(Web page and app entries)
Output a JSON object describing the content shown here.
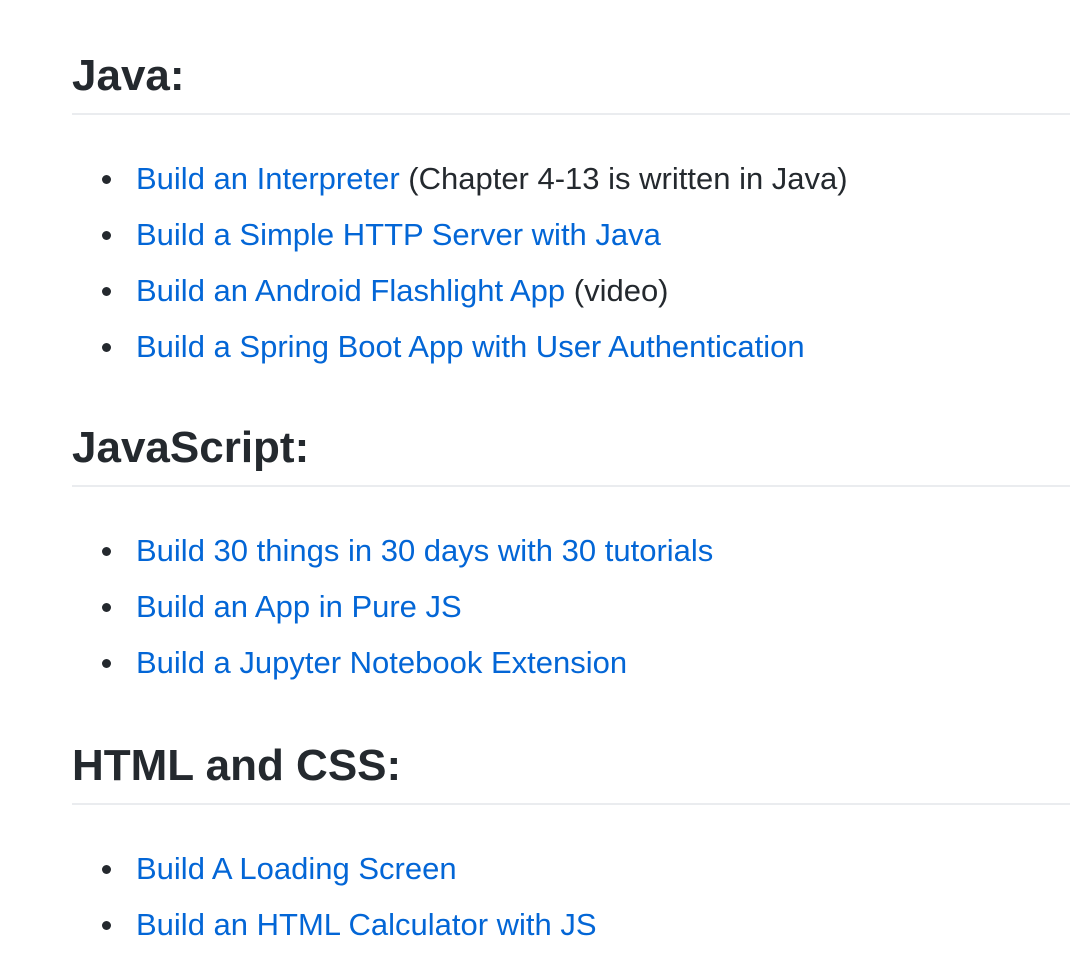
{
  "sections": [
    {
      "heading": "Java:",
      "items": [
        {
          "link": "Build an Interpreter",
          "note": " (Chapter 4-13 is written in Java)"
        },
        {
          "link": "Build a Simple HTTP Server with Java",
          "note": ""
        },
        {
          "link": "Build an Android Flashlight App",
          "note": " (video)"
        },
        {
          "link": "Build a Spring Boot App with User Authentication",
          "note": ""
        }
      ]
    },
    {
      "heading": "JavaScript:",
      "items": [
        {
          "link": "Build 30 things in 30 days with 30 tutorials",
          "note": ""
        },
        {
          "link": "Build an App in Pure JS",
          "note": ""
        },
        {
          "link": "Build a Jupyter Notebook Extension",
          "note": ""
        }
      ]
    },
    {
      "heading": "HTML and CSS:",
      "items": [
        {
          "link": "Build A Loading Screen",
          "note": ""
        },
        {
          "link": "Build an HTML Calculator with JS",
          "note": ""
        }
      ]
    }
  ],
  "colors": {
    "link": "#0366d6",
    "text": "#24292e",
    "divider": "#eaecef"
  }
}
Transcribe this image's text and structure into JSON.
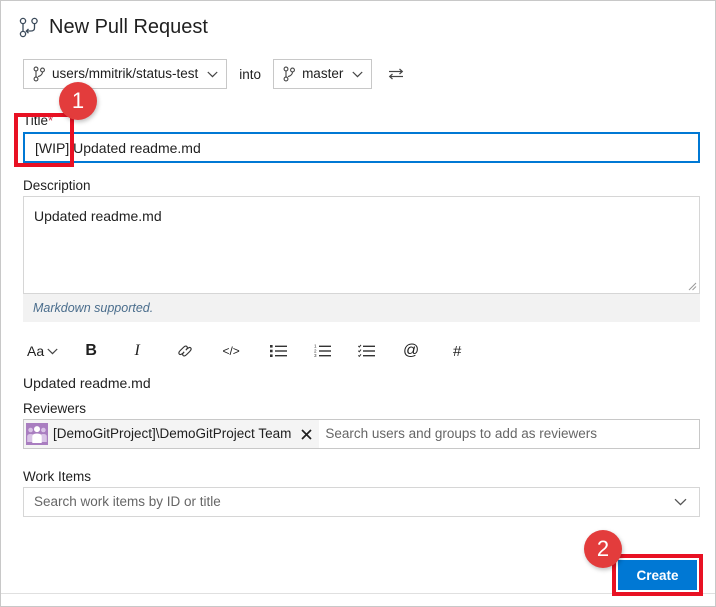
{
  "header": {
    "title": "New Pull Request",
    "icon": "pull-request-icon"
  },
  "branch_row": {
    "source_branch": "users/mmitrik/status-test",
    "into_label": "into",
    "target_branch": "master",
    "swap_icon": "swap-branches-icon",
    "branch_icon": "branch-icon",
    "chevron_icon": "chevron-down-icon"
  },
  "form": {
    "title_label": "Title",
    "title_required_mark": "*",
    "title_value": "[WIP] Updated readme.md",
    "description_label": "Description",
    "description_value": "Updated readme.md",
    "markdown_note": "Markdown supported.",
    "description_preview": "Updated readme.md"
  },
  "toolbar": {
    "font_size_label": "Aa",
    "bold_label": "B",
    "italic_label": "I",
    "link_icon": "link-icon",
    "code_label": "</>",
    "bulleted_list_icon": "bulleted-list-icon",
    "numbered_list_icon": "numbered-list-icon",
    "task_list_icon": "task-list-icon",
    "mention_label": "@",
    "hashtag_label": "#"
  },
  "reviewers": {
    "label": "Reviewers",
    "chip_name": "[DemoGitProject]\\DemoGitProject Team",
    "chip_avatar_icon": "team-group-icon",
    "chip_remove_icon": "close-icon",
    "placeholder": "Search users and groups to add as reviewers"
  },
  "work_items": {
    "label": "Work Items",
    "placeholder": "Search work items by ID or title",
    "chevron_icon": "chevron-down-icon"
  },
  "footer": {
    "create_label": "Create"
  },
  "annotations": {
    "badge_one": "1",
    "badge_two": "2",
    "highlight_color": "#e81123",
    "badge_color": "#e33c3c"
  },
  "colors": {
    "accent_blue": "#0078d4",
    "focus_border": "#0078d4",
    "avatar_purple": "#a97ec0",
    "required_red": "#cc293d"
  }
}
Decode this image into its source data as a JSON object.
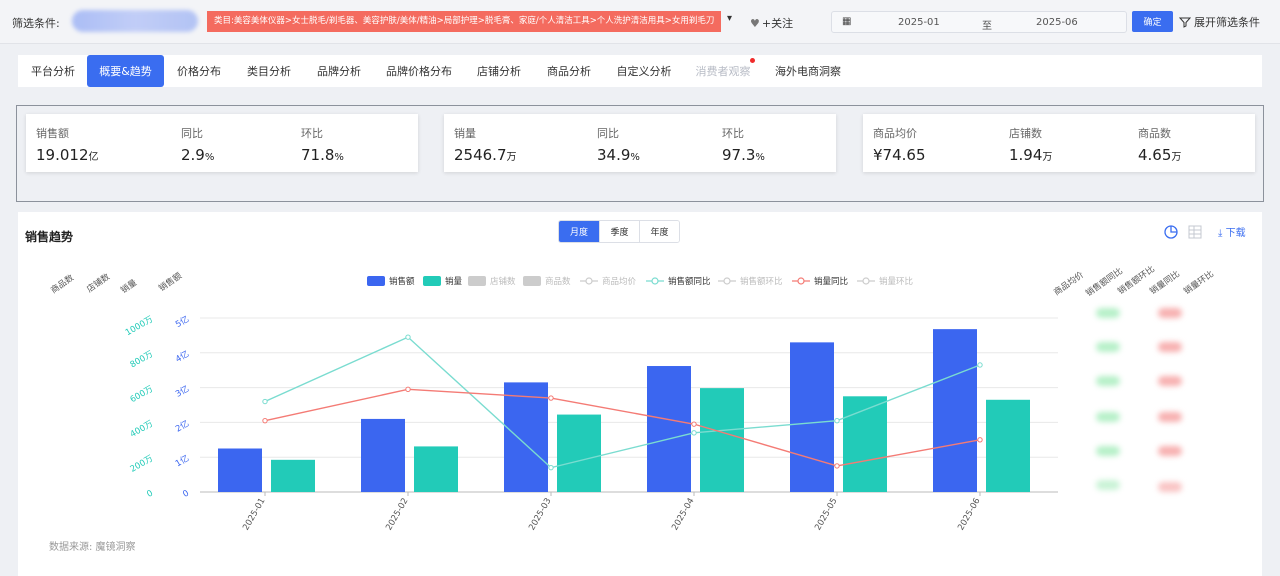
{
  "filter": {
    "label": "筛选条件:",
    "category_tag": "类目:美容美体仪器>女士脱毛/剃毛器、美容护肤/美体/精油>局部护理>脱毛膏、家庭/个人清洁工具>个人洗护清洁用具>女用剃毛刀",
    "follow_label": "+关注",
    "date_start": "2025-01",
    "date_sep": "至",
    "date_end": "2025-06",
    "confirm_label": "确定",
    "expand_label": "展开筛选条件"
  },
  "tabs": [
    {
      "label": "平台分析"
    },
    {
      "label": "概要&趋势"
    },
    {
      "label": "价格分布"
    },
    {
      "label": "类目分析"
    },
    {
      "label": "品牌分析"
    },
    {
      "label": "品牌价格分布"
    },
    {
      "label": "店铺分析"
    },
    {
      "label": "商品分析"
    },
    {
      "label": "自定义分析"
    },
    {
      "label": "消费者观察"
    },
    {
      "label": "海外电商洞察"
    }
  ],
  "kpis": [
    {
      "label": "销售额",
      "value": "19.012",
      "unit": "亿"
    },
    {
      "label": "同比",
      "value": "2.9",
      "unit": "%"
    },
    {
      "label": "环比",
      "value": "71.8",
      "unit": "%"
    },
    {
      "label": "销量",
      "value": "2546.7",
      "unit": "万"
    },
    {
      "label": "同比",
      "value": "34.9",
      "unit": "%"
    },
    {
      "label": "环比",
      "value": "97.3",
      "unit": "%"
    },
    {
      "label": "商品均价",
      "value": "¥74.65",
      "unit": ""
    },
    {
      "label": "店铺数",
      "value": "1.94",
      "unit": "万"
    },
    {
      "label": "商品数",
      "value": "4.65",
      "unit": "万"
    }
  ],
  "chart_panel": {
    "title": "销售趋势",
    "periods": [
      "月度",
      "季度",
      "年度"
    ],
    "download_label": "下载",
    "source": "数据来源: 魔镜洞察",
    "left_axis_labels": [
      "商品数",
      "店铺数",
      "销量",
      "销售额"
    ],
    "right_axis_labels": [
      "商品均价",
      "销售额同比",
      "销售额环比",
      "销量同比",
      "销量环比"
    ]
  },
  "colors": {
    "accent": "#3a6df0",
    "sales": "#3b66f0",
    "volume": "#22cbb8",
    "sales_yoy": "#7adcd0",
    "volume_yoy": "#f47b75",
    "tag_red": "#f46b5f"
  },
  "chart_data": {
    "type": "bar",
    "categories": [
      "2025-01",
      "2025-02",
      "2025-03",
      "2025-04",
      "2025-05",
      "2025-06"
    ],
    "legend": [
      "销售额",
      "销量",
      "店铺数",
      "商品数",
      "商品均价",
      "销售额同比",
      "销售额环比",
      "销量同比",
      "销量环比"
    ],
    "legend_active": [
      true,
      true,
      false,
      false,
      false,
      true,
      false,
      true,
      false
    ],
    "series": [
      {
        "name": "销售额",
        "type": "bar",
        "axis": "销售额",
        "values": [
          1.25,
          2.1,
          3.15,
          3.62,
          4.3,
          4.68
        ]
      },
      {
        "name": "销量",
        "type": "bar",
        "axis": "销量",
        "values": [
          185,
          262,
          445,
          597,
          550,
          530
        ]
      },
      {
        "name": "销售额同比",
        "type": "line",
        "values": [
          0.52,
          0.89,
          0.14,
          0.34,
          0.41,
          0.73
        ]
      },
      {
        "name": "销量同比",
        "type": "line",
        "values": [
          0.41,
          0.59,
          0.54,
          0.39,
          0.15,
          0.3
        ]
      }
    ],
    "axis_sales": {
      "ticks": [
        "0",
        "1亿",
        "2亿",
        "3亿",
        "4亿",
        "5亿"
      ],
      "ylim": [
        0,
        5
      ]
    },
    "axis_volume": {
      "ticks": [
        "0",
        "200万",
        "400万",
        "600万",
        "800万",
        "1000万"
      ],
      "ylim": [
        0,
        1000
      ]
    },
    "grid": true,
    "legend_position": "top-center"
  }
}
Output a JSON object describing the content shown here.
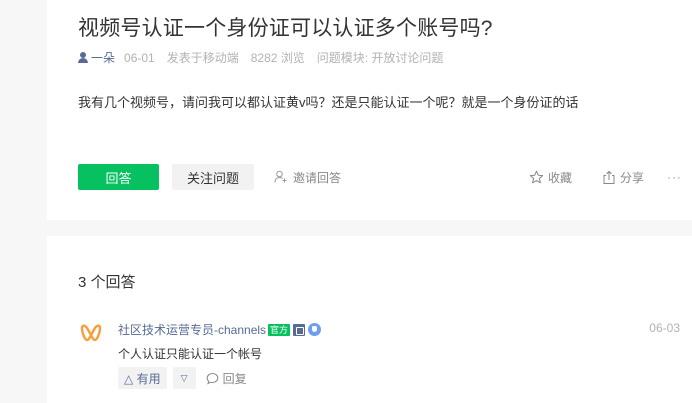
{
  "question": {
    "title": "视频号认证一个身份证可以认证多个账号吗?",
    "author": "一朵",
    "date": "06-01",
    "source": "发表于移动端",
    "views": "8282 浏览",
    "module": "问题模块: 开放讨论问题",
    "body": "我有几个视频号，请问我可以都认证黄v吗？还是只能认证一个呢？就是一个身份证的话"
  },
  "actions": {
    "answer": "回答",
    "follow": "关注问题",
    "invite": "邀请回答",
    "favorite": "收藏",
    "share": "分享",
    "more": "···"
  },
  "answers": {
    "count_label": "3 个回答",
    "items": [
      {
        "author": "社区技术运营专员-channels",
        "official_badge": "官方",
        "date": "06-03",
        "text": "个人认证只能认证一个帐号",
        "useful": "△ 有用",
        "useless": "▽",
        "reply": "回复"
      }
    ]
  },
  "colors": {
    "primary": "#07c160",
    "link": "#576b95",
    "muted": "#b2b2b2"
  }
}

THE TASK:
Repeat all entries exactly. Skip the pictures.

ANSWER SPACE:
Output a JSON object describing the content shown here.
{
  "sections": [
    {
      "heading": "Java:",
      "items": [
        {
          "link": "Build an Interpreter",
          "note": " (Chapter 4-13 is written in Java)"
        },
        {
          "link": "Build a Simple HTTP Server with Java",
          "note": ""
        },
        {
          "link": "Build an Android Flashlight App",
          "note": " (video)"
        },
        {
          "link": "Build a Spring Boot App with User Authentication",
          "note": ""
        }
      ]
    },
    {
      "heading": "JavaScript:",
      "items": [
        {
          "link": "Build 30 things in 30 days with 30 tutorials",
          "note": ""
        },
        {
          "link": "Build an App in Pure JS",
          "note": ""
        },
        {
          "link": "Build a Jupyter Notebook Extension",
          "note": ""
        }
      ]
    },
    {
      "heading": "HTML and CSS:",
      "items": [
        {
          "link": "Build A Loading Screen",
          "note": ""
        },
        {
          "link": "Build an HTML Calculator with JS",
          "note": ""
        }
      ]
    }
  ],
  "colors": {
    "link": "#0366d6",
    "text": "#24292e",
    "divider": "#eaecef"
  }
}
Transcribe this image's text and structure into JSON.
{
  "header": {
    "title": "New Pull Request",
    "icon": "pull-request-icon"
  },
  "branch_row": {
    "source_branch": "users/mmitrik/status-test",
    "into_label": "into",
    "target_branch": "master",
    "swap_icon": "swap-branches-icon",
    "branch_icon": "branch-icon",
    "chevron_icon": "chevron-down-icon"
  },
  "form": {
    "title_label": "Title",
    "title_required_mark": "*",
    "title_value": "[WIP] Updated readme.md",
    "description_label": "Description",
    "description_value": "Updated readme.md",
    "markdown_note": "Markdown supported.",
    "description_preview": "Updated readme.md"
  },
  "toolbar": {
    "font_size_label": "Aa",
    "bold_label": "B",
    "italic_label": "I",
    "link_icon": "link-icon",
    "code_label": "</>",
    "bulleted_list_icon": "bulleted-list-icon",
    "numbered_list_icon": "numbered-list-icon",
    "task_list_icon": "task-list-icon",
    "mention_label": "@",
    "hashtag_label": "#"
  },
  "reviewers": {
    "label": "Reviewers",
    "chip_name": "[DemoGitProject]\\DemoGitProject Team",
    "chip_avatar_icon": "team-group-icon",
    "chip_remove_icon": "close-icon",
    "placeholder": "Search users and groups to add as reviewers"
  },
  "work_items": {
    "label": "Work Items",
    "placeholder": "Search work items by ID or title",
    "chevron_icon": "chevron-down-icon"
  },
  "footer": {
    "create_label": "Create"
  },
  "annotations": {
    "badge_one": "1",
    "badge_two": "2",
    "highlight_color": "#e81123",
    "badge_color": "#e33c3c"
  },
  "colors": {
    "accent_blue": "#0078d4",
    "focus_border": "#0078d4",
    "avatar_purple": "#a97ec0",
    "required_red": "#cc293d"
  }
}
Decode this image into its source data as a JSON object.
{
  "filter": {
    "label": "筛选条件:",
    "category_tag": "类目:美容美体仪器>女士脱毛/剃毛器、美容护肤/美体/精油>局部护理>脱毛膏、家庭/个人清洁工具>个人洗护清洁用具>女用剃毛刀",
    "follow_label": "+关注",
    "date_start": "2025-01",
    "date_sep": "至",
    "date_end": "2025-06",
    "confirm_label": "确定",
    "expand_label": "展开筛选条件"
  },
  "tabs": [
    {
      "label": "平台分析"
    },
    {
      "label": "概要&趋势"
    },
    {
      "label": "价格分布"
    },
    {
      "label": "类目分析"
    },
    {
      "label": "品牌分析"
    },
    {
      "label": "品牌价格分布"
    },
    {
      "label": "店铺分析"
    },
    {
      "label": "商品分析"
    },
    {
      "label": "自定义分析"
    },
    {
      "label": "消费者观察"
    },
    {
      "label": "海外电商洞察"
    }
  ],
  "kpis": [
    {
      "label": "销售额",
      "value": "19.012",
      "unit": "亿"
    },
    {
      "label": "同比",
      "value": "2.9",
      "unit": "%"
    },
    {
      "label": "环比",
      "value": "71.8",
      "unit": "%"
    },
    {
      "label": "销量",
      "value": "2546.7",
      "unit": "万"
    },
    {
      "label": "同比",
      "value": "34.9",
      "unit": "%"
    },
    {
      "label": "环比",
      "value": "97.3",
      "unit": "%"
    },
    {
      "label": "商品均价",
      "value": "¥74.65",
      "unit": ""
    },
    {
      "label": "店铺数",
      "value": "1.94",
      "unit": "万"
    },
    {
      "label": "商品数",
      "value": "4.65",
      "unit": "万"
    }
  ],
  "chart_panel": {
    "title": "销售趋势",
    "periods": [
      "月度",
      "季度",
      "年度"
    ],
    "download_label": "下载",
    "source": "数据来源: 魔镜洞察",
    "left_axis_labels": [
      "商品数",
      "店铺数",
      "销量",
      "销售额"
    ],
    "right_axis_labels": [
      "商品均价",
      "销售额同比",
      "销售额环比",
      "销量同比",
      "销量环比"
    ]
  },
  "colors": {
    "accent": "#3a6df0",
    "sales": "#3b66f0",
    "volume": "#22cbb8",
    "sales_yoy": "#7adcd0",
    "volume_yoy": "#f47b75",
    "tag_red": "#f46b5f"
  },
  "chart_data": {
    "type": "bar",
    "categories": [
      "2025-01",
      "2025-02",
      "2025-03",
      "2025-04",
      "2025-05",
      "2025-06"
    ],
    "legend": [
      "销售额",
      "销量",
      "店铺数",
      "商品数",
      "商品均价",
      "销售额同比",
      "销售额环比",
      "销量同比",
      "销量环比"
    ],
    "legend_active": [
      true,
      true,
      false,
      false,
      false,
      true,
      false,
      true,
      false
    ],
    "series": [
      {
        "name": "销售额",
        "type": "bar",
        "axis": "销售额",
        "values": [
          1.25,
          2.1,
          3.15,
          3.62,
          4.3,
          4.68
        ]
      },
      {
        "name": "销量",
        "type": "bar",
        "axis": "销量",
        "values": [
          185,
          262,
          445,
          597,
          550,
          530
        ]
      },
      {
        "name": "销售额同比",
        "type": "line",
        "values": [
          0.52,
          0.89,
          0.14,
          0.34,
          0.41,
          0.73
        ]
      },
      {
        "name": "销量同比",
        "type": "line",
        "values": [
          0.41,
          0.59,
          0.54,
          0.39,
          0.15,
          0.3
        ]
      }
    ],
    "axis_sales": {
      "ticks": [
        "0",
        "1亿",
        "2亿",
        "3亿",
        "4亿",
        "5亿"
      ],
      "ylim": [
        0,
        5
      ]
    },
    "axis_volume": {
      "ticks": [
        "0",
        "200万",
        "400万",
        "600万",
        "800万",
        "1000万"
      ],
      "ylim": [
        0,
        1000
      ]
    },
    "grid": true,
    "legend_position": "top-center"
  }
}
Output a JSON object describing the content shown here.
{
  "question": {
    "title": "视频号认证一个身份证可以认证多个账号吗?",
    "author": "一朵",
    "date": "06-01",
    "source": "发表于移动端",
    "views": "8282 浏览",
    "module": "问题模块: 开放讨论问题",
    "body": "我有几个视频号，请问我可以都认证黄v吗？还是只能认证一个呢？就是一个身份证的话"
  },
  "actions": {
    "answer": "回答",
    "follow": "关注问题",
    "invite": "邀请回答",
    "favorite": "收藏",
    "share": "分享",
    "more": "···"
  },
  "answers": {
    "count_label": "3 个回答",
    "items": [
      {
        "author": "社区技术运营专员-channels",
        "official_badge": "官方",
        "date": "06-03",
        "text": "个人认证只能认证一个帐号",
        "useful": "△ 有用",
        "useless": "▽",
        "reply": "回复"
      }
    ]
  },
  "colors": {
    "primary": "#07c160",
    "link": "#576b95",
    "muted": "#b2b2b2"
  }
}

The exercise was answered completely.